What you will do →
Every line below should come back exactly as written, though the pictures stay out.
(Beginning of Data under study)
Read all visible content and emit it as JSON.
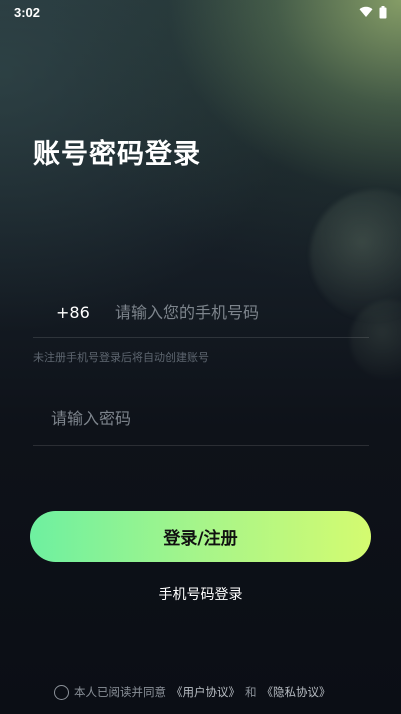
{
  "status_bar": {
    "time": "3:02",
    "icons": [
      "wifi-icon",
      "battery-icon"
    ]
  },
  "page": {
    "title": "账号密码登录"
  },
  "phone_field": {
    "country_code": "+86",
    "placeholder": "请输入您的手机号码",
    "value": ""
  },
  "hint": "未注册手机号登录后将自动创建账号",
  "password_field": {
    "placeholder": "请输入密码",
    "value": ""
  },
  "login_button": {
    "label": "登录/注册"
  },
  "alt_login": {
    "label": "手机号码登录"
  },
  "agreement": {
    "prefix": "本人已阅读并同意",
    "user_agreement": "《用户协议》",
    "conjunction": "和",
    "privacy_agreement": "《隐私协议》",
    "checked": false
  },
  "colors": {
    "accent_start": "#6ef0a0",
    "accent_end": "#d4fb70",
    "background": "#0d1118"
  }
}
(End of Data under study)
Answer to the problem →
Read all visible content and emit it as JSON.
{
  "status_bar": {
    "time": "3:02",
    "icons": [
      "wifi-icon",
      "battery-icon"
    ]
  },
  "page": {
    "title": "账号密码登录"
  },
  "phone_field": {
    "country_code": "+86",
    "placeholder": "请输入您的手机号码",
    "value": ""
  },
  "hint": "未注册手机号登录后将自动创建账号",
  "password_field": {
    "placeholder": "请输入密码",
    "value": ""
  },
  "login_button": {
    "label": "登录/注册"
  },
  "alt_login": {
    "label": "手机号码登录"
  },
  "agreement": {
    "prefix": "本人已阅读并同意",
    "user_agreement": "《用户协议》",
    "conjunction": "和",
    "privacy_agreement": "《隐私协议》",
    "checked": false
  },
  "colors": {
    "accent_start": "#6ef0a0",
    "accent_end": "#d4fb70",
    "background": "#0d1118"
  }
}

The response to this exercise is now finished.